It’s easy to forget sometimes, that this blog is just for me and no apologies are required or expected for my periodic absences. Those of us who write here float in and out as the moods (or muse) takes us, and that is okay. It’s the writing version of being a snowbird – one of those retired kinds of people who heads south to Arizona in the winter, and returns to the frigid north in the Summer.
Apologizing, however, is something of an ongoing struggle for me, particularly when I’m feeling on edge. I’m not sure if this is a product of my gender, as I am a woman, or something I picked up from childhood. Walking on eggshells for ten years certainly didn’t help. Regardless, lately I’ve been considering that phrase “I’m Sorry” , usually right after the words drop from my lips. My reasons for sharing it vary, but if I shake them together and sift them out, it seems like I am often apologizing for… well… being me.
Last year I worked harder to be authentic, and while I think I achieved some of that – I think the next little step in this journey is to be unapologetically authentic. Not that I need to go out of my way to cause others annoyance, or lose my empathy, but instead to own who I am without that momentary hesitation.

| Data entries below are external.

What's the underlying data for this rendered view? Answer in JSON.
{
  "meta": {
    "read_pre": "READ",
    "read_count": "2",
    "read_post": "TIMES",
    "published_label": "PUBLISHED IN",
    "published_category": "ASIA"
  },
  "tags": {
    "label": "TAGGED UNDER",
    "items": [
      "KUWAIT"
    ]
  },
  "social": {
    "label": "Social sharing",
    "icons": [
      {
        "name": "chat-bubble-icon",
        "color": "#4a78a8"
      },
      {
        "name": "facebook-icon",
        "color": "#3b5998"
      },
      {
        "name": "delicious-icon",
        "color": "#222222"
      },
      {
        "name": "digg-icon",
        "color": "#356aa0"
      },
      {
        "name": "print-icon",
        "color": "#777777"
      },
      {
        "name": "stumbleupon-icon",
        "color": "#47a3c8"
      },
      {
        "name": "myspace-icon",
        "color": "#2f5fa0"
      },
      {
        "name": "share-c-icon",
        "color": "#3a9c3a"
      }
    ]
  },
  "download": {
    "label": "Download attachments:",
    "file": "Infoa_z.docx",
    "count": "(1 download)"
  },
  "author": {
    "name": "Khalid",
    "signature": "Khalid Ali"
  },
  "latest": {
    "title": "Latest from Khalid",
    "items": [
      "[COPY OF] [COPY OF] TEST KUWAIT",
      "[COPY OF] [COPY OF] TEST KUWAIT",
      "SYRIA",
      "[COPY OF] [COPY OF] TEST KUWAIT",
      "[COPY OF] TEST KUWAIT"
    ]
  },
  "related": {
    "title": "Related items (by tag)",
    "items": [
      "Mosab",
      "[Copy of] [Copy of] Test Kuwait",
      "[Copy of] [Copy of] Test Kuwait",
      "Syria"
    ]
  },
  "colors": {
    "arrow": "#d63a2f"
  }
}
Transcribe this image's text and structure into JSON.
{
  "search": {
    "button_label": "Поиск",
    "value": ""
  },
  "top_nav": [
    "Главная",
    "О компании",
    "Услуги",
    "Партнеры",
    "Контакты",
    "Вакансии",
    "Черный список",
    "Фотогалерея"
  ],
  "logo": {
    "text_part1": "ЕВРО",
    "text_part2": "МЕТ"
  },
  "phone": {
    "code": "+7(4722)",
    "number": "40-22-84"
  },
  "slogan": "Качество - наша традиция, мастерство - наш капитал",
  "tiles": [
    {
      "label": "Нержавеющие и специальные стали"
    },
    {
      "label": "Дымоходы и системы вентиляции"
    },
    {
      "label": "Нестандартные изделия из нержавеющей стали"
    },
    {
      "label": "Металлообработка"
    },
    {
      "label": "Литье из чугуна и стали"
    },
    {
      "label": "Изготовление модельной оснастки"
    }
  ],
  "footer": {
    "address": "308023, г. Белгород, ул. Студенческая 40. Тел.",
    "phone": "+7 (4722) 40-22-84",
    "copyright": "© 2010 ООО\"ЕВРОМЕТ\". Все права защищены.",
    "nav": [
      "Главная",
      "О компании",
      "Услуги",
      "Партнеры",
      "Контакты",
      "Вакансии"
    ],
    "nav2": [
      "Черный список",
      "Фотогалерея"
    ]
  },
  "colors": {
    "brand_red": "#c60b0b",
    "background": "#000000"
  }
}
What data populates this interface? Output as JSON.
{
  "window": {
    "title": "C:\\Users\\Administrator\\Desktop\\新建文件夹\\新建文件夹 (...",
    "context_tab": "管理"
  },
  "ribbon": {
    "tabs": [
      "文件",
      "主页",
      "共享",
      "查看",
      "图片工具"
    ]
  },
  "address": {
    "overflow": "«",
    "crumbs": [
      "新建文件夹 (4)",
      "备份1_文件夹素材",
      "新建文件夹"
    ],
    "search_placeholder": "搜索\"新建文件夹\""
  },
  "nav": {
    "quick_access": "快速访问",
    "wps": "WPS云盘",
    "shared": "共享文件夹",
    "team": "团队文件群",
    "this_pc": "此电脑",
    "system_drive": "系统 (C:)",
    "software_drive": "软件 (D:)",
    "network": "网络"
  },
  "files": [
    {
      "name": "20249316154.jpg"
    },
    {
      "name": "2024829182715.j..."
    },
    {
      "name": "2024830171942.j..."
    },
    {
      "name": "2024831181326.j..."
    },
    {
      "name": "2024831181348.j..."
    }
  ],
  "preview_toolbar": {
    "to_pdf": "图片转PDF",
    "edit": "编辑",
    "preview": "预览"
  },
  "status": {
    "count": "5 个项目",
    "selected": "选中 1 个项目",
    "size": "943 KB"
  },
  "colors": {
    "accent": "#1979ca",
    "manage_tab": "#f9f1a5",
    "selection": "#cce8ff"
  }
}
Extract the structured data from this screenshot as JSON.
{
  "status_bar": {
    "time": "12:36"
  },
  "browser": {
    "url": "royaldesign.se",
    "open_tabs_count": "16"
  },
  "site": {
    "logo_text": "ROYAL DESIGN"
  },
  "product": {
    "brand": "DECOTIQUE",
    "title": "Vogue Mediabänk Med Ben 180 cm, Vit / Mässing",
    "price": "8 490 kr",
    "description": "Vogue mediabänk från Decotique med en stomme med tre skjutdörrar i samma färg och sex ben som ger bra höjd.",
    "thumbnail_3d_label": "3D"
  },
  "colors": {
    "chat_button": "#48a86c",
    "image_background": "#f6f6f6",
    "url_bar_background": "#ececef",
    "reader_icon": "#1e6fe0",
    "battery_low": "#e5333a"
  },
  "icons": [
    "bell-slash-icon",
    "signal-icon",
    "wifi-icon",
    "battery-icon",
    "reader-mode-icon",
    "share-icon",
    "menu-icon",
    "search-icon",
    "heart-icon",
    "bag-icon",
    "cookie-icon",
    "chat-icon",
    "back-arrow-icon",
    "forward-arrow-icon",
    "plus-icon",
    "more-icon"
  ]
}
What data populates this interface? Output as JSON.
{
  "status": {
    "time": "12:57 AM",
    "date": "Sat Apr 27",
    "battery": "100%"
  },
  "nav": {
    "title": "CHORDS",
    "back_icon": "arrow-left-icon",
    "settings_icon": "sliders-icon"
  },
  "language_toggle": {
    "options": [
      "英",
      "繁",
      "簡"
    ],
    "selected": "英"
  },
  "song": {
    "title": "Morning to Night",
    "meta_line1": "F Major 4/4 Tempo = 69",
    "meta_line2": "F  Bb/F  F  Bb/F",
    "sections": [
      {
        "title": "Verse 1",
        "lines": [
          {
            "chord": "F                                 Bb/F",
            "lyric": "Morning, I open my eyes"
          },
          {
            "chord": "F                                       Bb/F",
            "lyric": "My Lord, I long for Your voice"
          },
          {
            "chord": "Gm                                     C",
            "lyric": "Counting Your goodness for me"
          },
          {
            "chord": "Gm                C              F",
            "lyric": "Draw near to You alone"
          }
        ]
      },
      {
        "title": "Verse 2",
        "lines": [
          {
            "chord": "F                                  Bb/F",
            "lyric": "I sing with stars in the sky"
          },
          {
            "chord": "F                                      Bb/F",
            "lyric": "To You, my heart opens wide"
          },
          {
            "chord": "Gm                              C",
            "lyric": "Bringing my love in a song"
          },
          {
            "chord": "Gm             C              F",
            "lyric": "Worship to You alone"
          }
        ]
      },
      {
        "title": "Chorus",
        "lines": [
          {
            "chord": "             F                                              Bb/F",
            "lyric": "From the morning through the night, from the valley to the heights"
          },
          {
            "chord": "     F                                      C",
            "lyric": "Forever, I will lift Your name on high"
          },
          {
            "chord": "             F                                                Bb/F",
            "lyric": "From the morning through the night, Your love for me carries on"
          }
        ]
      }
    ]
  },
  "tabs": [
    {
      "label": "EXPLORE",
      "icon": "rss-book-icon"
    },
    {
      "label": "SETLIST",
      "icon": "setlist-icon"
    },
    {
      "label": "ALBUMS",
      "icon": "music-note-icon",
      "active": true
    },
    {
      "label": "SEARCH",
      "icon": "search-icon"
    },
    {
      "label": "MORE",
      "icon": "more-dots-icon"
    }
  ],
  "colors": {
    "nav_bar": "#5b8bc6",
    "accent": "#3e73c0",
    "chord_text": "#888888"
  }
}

This goes so much deeper than the words. Perhaps it touches on something I heard in Brene Brown’s ‘The Power of Vulnerability’. “Guilt,” to paraphrase her, “is when we make a mistake. But Shame? Shame is when we feel we are a mistake.”
Ever since hearing her lecture series on audible a few months ago, I’ve noticed more when touches of shame rise in me. And when they do, inevitably, I find myself apologizing for situations beyond my rational control, or apologizing for me. Apologizing for being such a mistake.
The truth though? I’m not a mistake. I am a person who has made plenty of them, will continue to make them, certainly. But those errors don’t define me.
I’ve never graduated with my Bachelor’s. I’m not a failed college student. I’m a successful professional who’s moved up in my work despite my lack of degree.
I am a divorcee in her mid-30s. My relationship status doesn’t define me. I am learning better how to communicate in all my relationships – friendships, familial, romantic – and have healthier boundaries. Healthy relationships are a part of a good support system.
I “live” with my parents. I am not mooching off their generosity, I am working hard to be financially stable. My parents and I are room-mates, sharing responsibilities and each pulling our fair weight.
Working through and confronting my fears of self is a little arduous at times. But now that I can pinpoint when that needs to happen (often when I am apologizing for existing and being myself) I am able to remind myself that I don’t exist just to accommodate others and bolster them at the expense of myself..